Laurie Arthur is a farmer in the heart of Australia’s bread basket, the basin of the Murray River, who was kind enough, when I was trying to understand water, to explain how water works for farmers.

Arthur lives out in the wide open country east of Adelaide and north of Melbourne — flat, irrigated farmland where his nearest neighbor is 12 miles down the road, and where his white farm truck is often flanked by squads of kangaroos, who have no trouble keeping pace as he drives from field to field at 40 or 50 mph.

Arthur lives comfortably in a world most of us never visit, and even have a hard time grasping. He farms 10,000 acres. That amount of land is impossible to visualize, but its scale is easy to bring down to Earth.

Arthur took me to a single 150-acre field, which seemed to spread out in all directions toward the horizon. (You could park five Wal-Mart Supercenters, including their full parking lots, on that one patch of dirt.) That single field has a perimeter of 2 miles.

It is 1 percent of Laurie Arthur’s land.

If the land Arthur is responsible for cultivating is hard to grasp, the water he uses to make it blossom is truly astonishing.

To raise a single year’s crop, Arthur uses 1.6 billion gallons of water (6 billion liters) — a big slug of water. It’s enough to supply all the water needs for a town of 40,000 people, for a year.

One guy, with one farm, using as much water every single day as a city of 40,000 people.

Laurie Arthur has the charm and wry humor we find so irresistible in Australians — a disarming confidence, along with the bemused understanding that today, farmers are far more alien creatures than, oh, astronauts.

Arthur has introduced himself at school parent events as a farmer, and had fellow parents turn to him matter-of-factly and say, “Oh, you’re a water waster, then.”

What is Laurie Arthur doing with all that water, anyway?

He’s raising food — rice, to be specific.

In a year when everything goes right, Arthur raises 20 million pounds of rice, using those 1.6 billion gallons of water.

Is that good, or is that cavalier?

Well, with enough water to supply a city of 40,000 people for a year, he raises enough food to feed a city of 100,000 people for a year — all 100,000 people, 3 meals a day, for 365 days.*

Arthur smiles. “How much is the right amount of water to feed a city of 100,000 people?”

Today is World Water Day. The point of World Water Day is to draw attention to our favorite, our most familiar, and our most taken-for-granted resource. There is a delightful irony for water folks in the fact that World Water Day is itself mostly ignored by everyone outside the world of water. (Could we start a day to draw awareness to World Water Day?)

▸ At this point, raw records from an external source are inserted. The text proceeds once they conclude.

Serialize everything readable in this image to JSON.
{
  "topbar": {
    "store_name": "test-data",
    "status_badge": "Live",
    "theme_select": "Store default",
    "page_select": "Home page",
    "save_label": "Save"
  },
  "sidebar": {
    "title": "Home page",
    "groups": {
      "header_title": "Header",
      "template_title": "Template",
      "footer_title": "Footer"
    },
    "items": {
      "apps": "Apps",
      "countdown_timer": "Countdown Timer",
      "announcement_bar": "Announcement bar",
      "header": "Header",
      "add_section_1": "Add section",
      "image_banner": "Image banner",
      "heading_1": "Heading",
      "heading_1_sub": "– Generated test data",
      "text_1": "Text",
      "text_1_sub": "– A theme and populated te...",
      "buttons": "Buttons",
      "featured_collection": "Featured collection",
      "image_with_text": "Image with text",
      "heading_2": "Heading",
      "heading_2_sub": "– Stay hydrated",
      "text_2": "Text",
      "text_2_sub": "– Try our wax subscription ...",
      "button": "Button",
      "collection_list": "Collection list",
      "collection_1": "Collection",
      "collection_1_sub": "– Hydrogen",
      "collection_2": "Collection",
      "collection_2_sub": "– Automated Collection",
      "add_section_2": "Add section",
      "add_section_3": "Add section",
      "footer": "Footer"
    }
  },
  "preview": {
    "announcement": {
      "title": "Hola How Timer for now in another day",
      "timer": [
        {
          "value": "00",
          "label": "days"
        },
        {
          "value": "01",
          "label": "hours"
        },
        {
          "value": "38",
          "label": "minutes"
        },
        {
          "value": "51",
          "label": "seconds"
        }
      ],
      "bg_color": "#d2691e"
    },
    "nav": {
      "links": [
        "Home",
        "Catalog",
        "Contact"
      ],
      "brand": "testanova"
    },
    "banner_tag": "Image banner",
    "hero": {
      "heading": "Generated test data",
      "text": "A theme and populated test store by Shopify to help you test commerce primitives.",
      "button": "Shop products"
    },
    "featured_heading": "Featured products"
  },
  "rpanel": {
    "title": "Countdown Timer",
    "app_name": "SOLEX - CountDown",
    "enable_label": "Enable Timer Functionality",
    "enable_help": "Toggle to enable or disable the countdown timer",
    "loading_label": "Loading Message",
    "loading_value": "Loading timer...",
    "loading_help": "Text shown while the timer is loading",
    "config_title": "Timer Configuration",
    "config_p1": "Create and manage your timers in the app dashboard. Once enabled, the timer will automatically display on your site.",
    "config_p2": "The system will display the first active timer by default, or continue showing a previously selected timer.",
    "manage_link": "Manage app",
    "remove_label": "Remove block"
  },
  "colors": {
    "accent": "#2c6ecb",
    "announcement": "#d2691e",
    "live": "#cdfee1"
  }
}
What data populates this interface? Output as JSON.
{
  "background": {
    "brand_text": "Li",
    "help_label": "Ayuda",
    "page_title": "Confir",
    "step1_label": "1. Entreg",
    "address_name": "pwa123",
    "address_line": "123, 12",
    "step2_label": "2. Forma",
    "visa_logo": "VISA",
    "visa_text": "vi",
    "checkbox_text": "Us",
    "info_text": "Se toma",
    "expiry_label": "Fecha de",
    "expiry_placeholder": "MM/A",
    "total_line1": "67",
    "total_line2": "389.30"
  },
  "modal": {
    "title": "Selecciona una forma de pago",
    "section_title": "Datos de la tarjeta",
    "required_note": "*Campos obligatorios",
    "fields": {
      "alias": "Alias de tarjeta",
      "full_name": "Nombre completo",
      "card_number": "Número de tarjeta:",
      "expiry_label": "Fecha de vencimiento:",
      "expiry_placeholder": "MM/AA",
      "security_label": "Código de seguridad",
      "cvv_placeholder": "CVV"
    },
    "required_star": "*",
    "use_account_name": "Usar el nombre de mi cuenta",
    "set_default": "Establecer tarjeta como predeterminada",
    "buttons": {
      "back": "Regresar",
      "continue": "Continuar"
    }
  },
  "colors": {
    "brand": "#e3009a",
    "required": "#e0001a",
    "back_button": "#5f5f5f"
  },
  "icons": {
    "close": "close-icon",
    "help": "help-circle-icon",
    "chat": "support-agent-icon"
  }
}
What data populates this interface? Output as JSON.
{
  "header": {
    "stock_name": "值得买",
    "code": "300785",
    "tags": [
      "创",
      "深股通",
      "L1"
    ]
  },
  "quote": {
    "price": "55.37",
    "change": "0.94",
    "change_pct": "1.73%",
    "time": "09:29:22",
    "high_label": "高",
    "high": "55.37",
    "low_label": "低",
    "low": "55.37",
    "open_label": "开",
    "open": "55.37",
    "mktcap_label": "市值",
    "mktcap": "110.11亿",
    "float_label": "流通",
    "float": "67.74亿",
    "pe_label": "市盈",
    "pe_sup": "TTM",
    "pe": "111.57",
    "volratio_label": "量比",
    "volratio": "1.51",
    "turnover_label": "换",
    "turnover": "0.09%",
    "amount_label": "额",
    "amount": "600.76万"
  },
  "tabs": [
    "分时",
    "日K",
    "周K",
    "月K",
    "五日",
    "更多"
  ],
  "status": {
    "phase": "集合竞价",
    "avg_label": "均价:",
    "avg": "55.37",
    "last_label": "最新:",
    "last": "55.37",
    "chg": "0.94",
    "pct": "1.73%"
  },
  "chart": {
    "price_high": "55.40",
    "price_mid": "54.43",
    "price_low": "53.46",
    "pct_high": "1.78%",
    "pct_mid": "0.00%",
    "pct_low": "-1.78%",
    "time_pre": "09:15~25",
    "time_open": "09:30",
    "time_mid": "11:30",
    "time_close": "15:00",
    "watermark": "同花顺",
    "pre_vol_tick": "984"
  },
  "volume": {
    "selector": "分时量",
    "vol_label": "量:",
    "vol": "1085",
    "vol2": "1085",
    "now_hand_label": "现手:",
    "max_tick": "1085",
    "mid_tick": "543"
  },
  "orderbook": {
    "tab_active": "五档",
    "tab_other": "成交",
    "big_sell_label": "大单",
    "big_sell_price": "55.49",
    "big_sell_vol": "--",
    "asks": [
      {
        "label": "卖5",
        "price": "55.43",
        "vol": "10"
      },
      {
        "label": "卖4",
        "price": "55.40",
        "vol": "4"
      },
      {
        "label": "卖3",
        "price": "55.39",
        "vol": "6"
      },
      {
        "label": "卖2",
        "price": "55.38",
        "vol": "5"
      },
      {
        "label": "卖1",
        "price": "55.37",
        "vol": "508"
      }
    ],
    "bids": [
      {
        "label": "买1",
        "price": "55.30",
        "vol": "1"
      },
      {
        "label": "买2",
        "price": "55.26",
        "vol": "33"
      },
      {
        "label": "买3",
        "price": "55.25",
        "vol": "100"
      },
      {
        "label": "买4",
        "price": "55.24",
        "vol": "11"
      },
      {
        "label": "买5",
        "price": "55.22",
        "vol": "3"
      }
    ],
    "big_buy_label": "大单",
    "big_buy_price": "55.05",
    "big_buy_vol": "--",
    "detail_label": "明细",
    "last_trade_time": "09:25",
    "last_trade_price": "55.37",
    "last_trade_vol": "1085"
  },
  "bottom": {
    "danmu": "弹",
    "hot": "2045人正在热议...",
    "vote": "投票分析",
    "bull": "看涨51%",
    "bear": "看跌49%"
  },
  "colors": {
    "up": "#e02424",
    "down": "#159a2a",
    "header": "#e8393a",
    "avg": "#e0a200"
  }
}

Every person on Earth revels in water every day, in some fashion — whether we celebrate water or not.

This year, the theme of World Water Day is the connection between water and food. Although most of us never think about water when we tuck into an omelet, or a turkey sandwich, or a dinner of salad, steak and rice pilaf, there is no more intimate connection than that between water and food.

In fact, food is water.

         To finish reading this essay, click here. It is cross-posted with IBM’s SmarterPlanet blog.


Also find out how much water is embedded in common foods, and learn about the global water footprint of our crops.




Meet the Author
Charles Fishman is an award-winning investigative journalist and New York Times bestselling author who has spent the last four years traveling the world to understand and explain water issues. His recently released book about water, "The Big Thirst," has been widely praised by sources as varied as The Washington Post and the science journal Nature for its captivating storytelling and its incisive explanation of water, water issues, and our rapidly changing relationship to water. Fishman continues to report, write and speak about water issues. Contact him at: